In February, we’re hearing a good old-fashioned big band play in the aforementioned winery theater, with Howard’s favorite meatballs and spaghetti at a place named Gino’s, that we learned about while visiting small Annandale winery, owned by a former Springbok Rugby star who sells his wines only there.

Yay! I’ve just booked a weekly private Pilates class in Cape Town. (Do I hear echoes of NY? Only difference is that I can’t afford it in NY!)

So, as our good friend observed when he arrived… where’s the jungle? We’re living about like we lived at home – except the seasons are reversed. Tomorrow, our across-the-street neighbors will join us for G&T… and maybe some wine. Best known composer in South Africa… head of composition at UCT – and writing just the kind of music we love to hear at the NY Phil or BSO at home.

So, you might ask, why do we travel? To learn that much of the world is just like home.

Helps us understand that we’re not all that different.

Hey, even the Chinese are moving in here, just like Scarsdale! The other day, the cable car driver taking a group up Table Mountain welcomed everyone in Chinese… Should we expect the same on the commuter railroad from Scarsdale to NYC soon too? Or the NYC subway?

A Thanksgiving toast at Savoy Cabbage. People are so nice here! A family sent us drinks because we agreed to change our reservation time to make room for them. 
A Thanksgiving toast at Savoy Cabbage. People are so nice here! A family sent us drinks because we agreed to change our reservation time to make room for them.

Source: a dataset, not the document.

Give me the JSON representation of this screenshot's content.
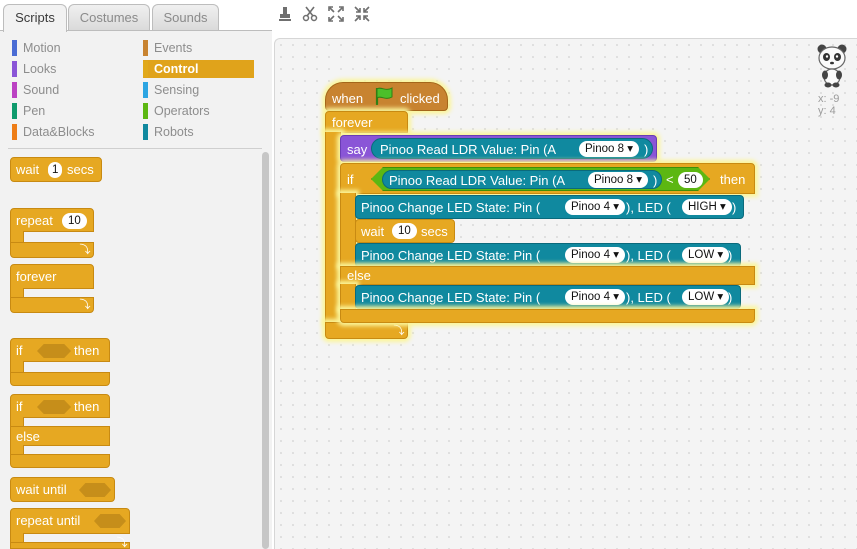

Well, happy New Year to everyone… Enjoy all your year-end holidays. We’ll be in Mozambique while the owners of our rented house are here. Will attend Friday night services at the synagogue in Maputo – more in our quest to prove that the world isn’t such a different place after all.